▶ _What the task asks_
The task calls for each line of the records below in which the word "Video" appears.
══ The data ══
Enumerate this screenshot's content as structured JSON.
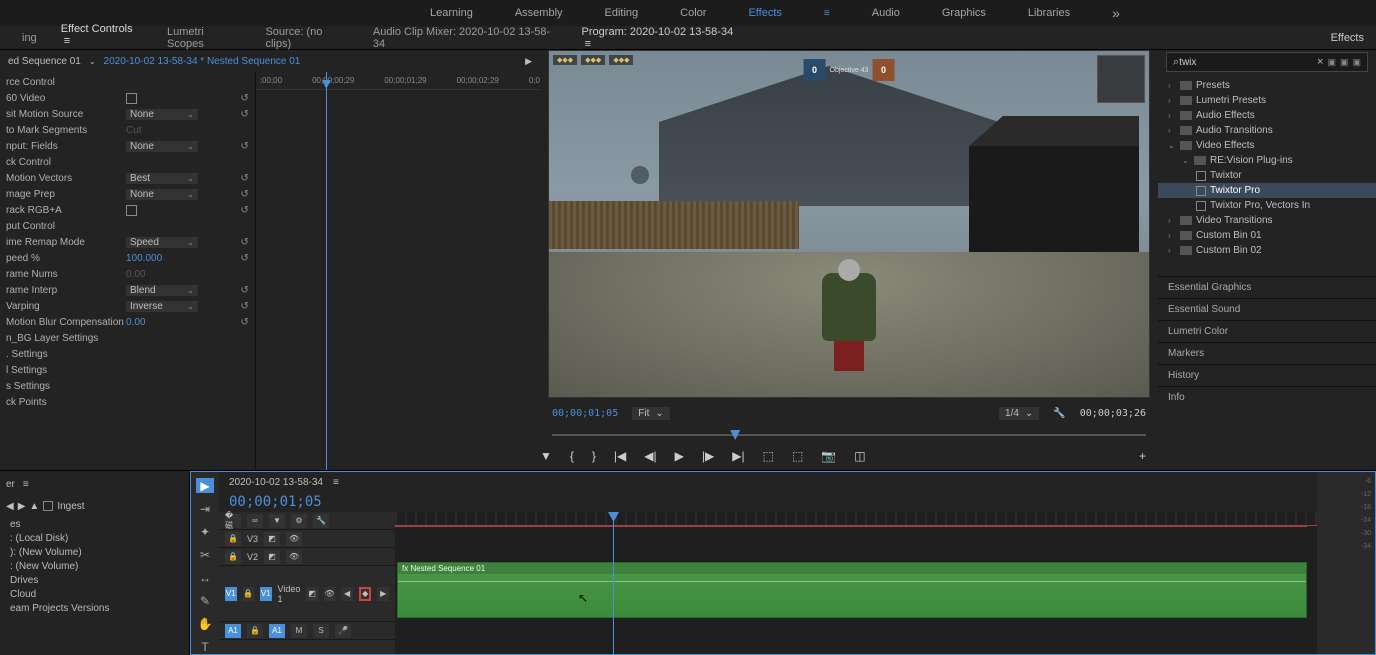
{
  "topmenu": {
    "learning": "Learning",
    "assembly": "Assembly",
    "editing": "Editing",
    "color": "Color",
    "effects": "Effects",
    "audio": "Audio",
    "graphics": "Graphics",
    "libraries": "Libraries"
  },
  "subtabs": {
    "ing": "ing",
    "effect_controls": "Effect Controls",
    "lumetri_scopes": "Lumetri Scopes",
    "source": "Source: (no clips)",
    "audio_mixer": "Audio Clip Mixer: 2020-10-02 13-58-34"
  },
  "breadcrumb": {
    "seq": "ed Sequence 01",
    "clip": "2020-10-02 13-58-34 * Nested Sequence 01"
  },
  "props": {
    "rows": [
      {
        "n": "rce Control",
        "t": "label"
      },
      {
        "n": "60 Video",
        "t": "chk"
      },
      {
        "n": "sit Motion Source",
        "v": "None",
        "t": "dd"
      },
      {
        "n": "to Mark Segments",
        "v": "Cut",
        "t": "dim"
      },
      {
        "n": "nput: Fields",
        "v": "None",
        "t": "dd"
      },
      {
        "n": "ck Control",
        "t": "label"
      },
      {
        "n": "Motion Vectors",
        "v": "Best",
        "t": "dd"
      },
      {
        "n": "mage Prep",
        "v": "None",
        "t": "dd"
      },
      {
        "n": "rack RGB+A",
        "t": "chk"
      },
      {
        "n": "put Control",
        "t": "label"
      },
      {
        "n": "ime Remap Mode",
        "v": "Speed",
        "t": "dd"
      },
      {
        "n": "peed %",
        "v": "100.000",
        "t": "val"
      },
      {
        "n": "rame Nums",
        "v": "0.00",
        "t": "dim"
      },
      {
        "n": "rame Interp",
        "v": "Blend",
        "t": "dd"
      },
      {
        "n": "Varping",
        "v": "Inverse",
        "t": "dd"
      },
      {
        "n": "Motion Blur Compensation",
        "v": "0.00",
        "t": "val"
      },
      {
        "n": "n_BG Layer Settings",
        "t": "label"
      },
      {
        "n": ". Settings",
        "t": "label"
      },
      {
        "n": "l Settings",
        "t": "label"
      },
      {
        "n": "s Settings",
        "t": "label"
      },
      {
        "n": "ck Points",
        "t": "label"
      }
    ],
    "ruler": [
      ":00;00",
      "00;00;00;29",
      "00;00;01;29",
      "00;00;02;29",
      "0;0"
    ]
  },
  "program": {
    "title": "Program: 2020-10-02 13-58-34",
    "tc": "00;00;01;05",
    "fit": "Fit",
    "res": "1/4",
    "dur": "00;00;03;26",
    "score_blue": "0",
    "score_orange": "0",
    "score_label": "Objective 43"
  },
  "effects": {
    "title": "Effects",
    "search": "twix",
    "tree": [
      {
        "l": "Presets",
        "d": 0,
        "exp": ">"
      },
      {
        "l": "Lumetri Presets",
        "d": 0,
        "exp": ">"
      },
      {
        "l": "Audio Effects",
        "d": 0,
        "exp": ">"
      },
      {
        "l": "Audio Transitions",
        "d": 0,
        "exp": ">"
      },
      {
        "l": "Video Effects",
        "d": 0,
        "exp": "v"
      },
      {
        "l": "RE:Vision Plug-ins",
        "d": 1,
        "exp": "v"
      },
      {
        "l": "Twixtor",
        "d": 2,
        "leaf": true
      },
      {
        "l": "Twixtor Pro",
        "d": 2,
        "leaf": true,
        "sel": true
      },
      {
        "l": "Twixtor Pro, Vectors In",
        "d": 2,
        "leaf": true
      },
      {
        "l": "Video Transitions",
        "d": 0,
        "exp": ">"
      },
      {
        "l": "Custom Bin 01",
        "d": 0,
        "exp": ">"
      },
      {
        "l": "Custom Bin 02",
        "d": 0,
        "exp": ">"
      }
    ],
    "subpanels": [
      "Essential Graphics",
      "Essential Sound",
      "Lumetri Color",
      "Markers",
      "History",
      "Info"
    ]
  },
  "project": {
    "ingest": "Ingest",
    "items": [
      "es",
      ": (Local Disk)",
      "): (New Volume)",
      ": (New Volume)",
      "Drives",
      "Cloud",
      "eam Projects Versions"
    ]
  },
  "timeline": {
    "seq_name": "2020-10-02 13-58-34",
    "tc": "00;00;01;05",
    "tracks": {
      "v3": "V3",
      "v2": "V2",
      "v1": "V1",
      "video1": "Video 1",
      "a1": "A1",
      "m": "M",
      "s": "S"
    },
    "clip_label": "fx  Nested Sequence 01",
    "meters": [
      "-6",
      "-12",
      "-18",
      "-24",
      "-30",
      "-34"
    ]
  }
}
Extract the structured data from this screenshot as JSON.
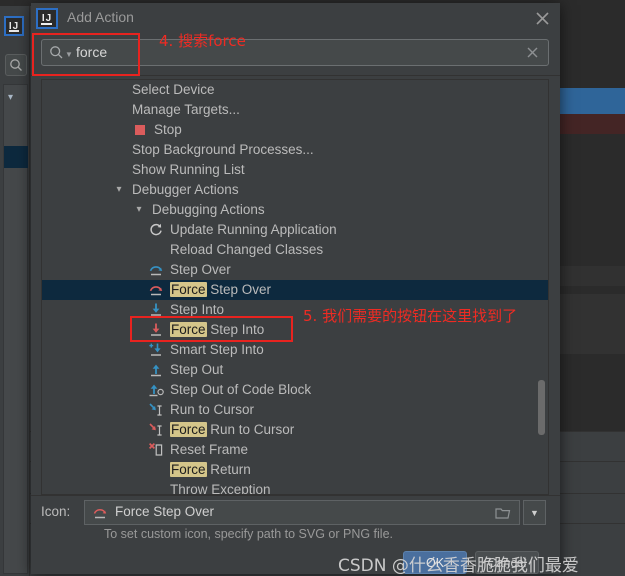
{
  "dialog": {
    "title": "Add Action",
    "app_icon": "intellij-idea-icon",
    "close_icon": "close-icon"
  },
  "search": {
    "value": "force",
    "placeholder": "",
    "search_icon": "search-icon",
    "clear_icon": "clear-icon"
  },
  "list": {
    "rows": [
      {
        "label": "Select Device",
        "indent": 90,
        "icon": "none",
        "twisty": "",
        "highlight": "",
        "selected": false
      },
      {
        "label": "Manage Targets...",
        "indent": 90,
        "icon": "none",
        "twisty": "",
        "highlight": "",
        "selected": false
      },
      {
        "label": "Stop",
        "indent": 112,
        "icon": "stop-square-icon",
        "twisty": "",
        "highlight": "",
        "selected": false
      },
      {
        "label": "Stop Background Processes...",
        "indent": 90,
        "icon": "none",
        "twisty": "",
        "highlight": "",
        "selected": false
      },
      {
        "label": "Show Running List",
        "indent": 90,
        "icon": "none",
        "twisty": "",
        "highlight": "",
        "selected": false
      },
      {
        "label": "Debugger Actions",
        "indent": 90,
        "icon": "none",
        "twisty": "v",
        "highlight": "",
        "selected": false
      },
      {
        "label": "Debugging Actions",
        "indent": 110,
        "icon": "none",
        "twisty": "v",
        "highlight": "",
        "selected": false
      },
      {
        "label": "Update Running Application",
        "indent": 128,
        "icon": "refresh-icon",
        "twisty": "",
        "highlight": "",
        "selected": false
      },
      {
        "label": "Reload Changed Classes",
        "indent": 128,
        "icon": "none",
        "twisty": "",
        "highlight": "",
        "selected": false
      },
      {
        "label": "Step Over",
        "indent": 128,
        "icon": "step-over-blue-icon",
        "twisty": "",
        "highlight": "",
        "selected": false
      },
      {
        "label": "Step Over",
        "indent": 128,
        "icon": "step-over-red-icon",
        "twisty": "",
        "highlight": "Force",
        "selected": true
      },
      {
        "label": "Step Into",
        "indent": 128,
        "icon": "step-into-blue-icon",
        "twisty": "",
        "highlight": "",
        "selected": false
      },
      {
        "label": "Step Into",
        "indent": 128,
        "icon": "step-into-red-icon",
        "twisty": "",
        "highlight": "Force",
        "selected": false
      },
      {
        "label": "Smart Step Into",
        "indent": 128,
        "icon": "smart-step-into-icon",
        "twisty": "",
        "highlight": "",
        "selected": false
      },
      {
        "label": "Step Out",
        "indent": 128,
        "icon": "step-out-icon",
        "twisty": "",
        "highlight": "",
        "selected": false
      },
      {
        "label": "Step Out of Code Block",
        "indent": 128,
        "icon": "step-out-block-icon",
        "twisty": "",
        "highlight": "",
        "selected": false
      },
      {
        "label": "Run to Cursor",
        "indent": 128,
        "icon": "run-to-cursor-icon",
        "twisty": "",
        "highlight": "",
        "selected": false
      },
      {
        "label": "Run to Cursor",
        "indent": 128,
        "icon": "force-run-cursor-icon",
        "twisty": "",
        "highlight": "Force",
        "selected": false
      },
      {
        "label": "Reset Frame",
        "indent": 128,
        "icon": "reset-frame-icon",
        "twisty": "",
        "highlight": "",
        "selected": false
      },
      {
        "label": "Return",
        "indent": 128,
        "icon": "none",
        "twisty": "",
        "highlight": "Force",
        "selected": false
      },
      {
        "label": "Throw Exception",
        "indent": 128,
        "icon": "none",
        "twisty": "",
        "highlight": "",
        "selected": false
      }
    ]
  },
  "icon_field": {
    "label": "Icon:",
    "value": "Force Step Over",
    "value_icon": "step-over-red-icon",
    "browse_icon": "folder-icon",
    "dropdown_icon": "chevron-down-icon",
    "hint": "To set custom icon, specify path to SVG or PNG file."
  },
  "buttons": {
    "ok": "OK",
    "cancel": "Cancel"
  },
  "annotations": [
    {
      "id": "a4",
      "text": "4. 搜索force"
    },
    {
      "id": "a5",
      "text": "5. 我们需要的按钮在这里找到了"
    }
  ],
  "watermark": "CSDN @什么香香脆脆我们最爱",
  "colors": {
    "dialog_bg": "#3c3f41",
    "selection_bg": "#0d293e",
    "highlight_bg": "#d4c58a",
    "annotation_red": "#ef2b23",
    "accent_blue": "#4a6f9e",
    "icon_blue": "#3592c4",
    "icon_red": "#db5c5c"
  }
}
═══
▶ _Response to the task_
        "n": "60 Video",
        "l": "Video Effects",
        "l": "Video Transitions",
      "video1": "Video 1",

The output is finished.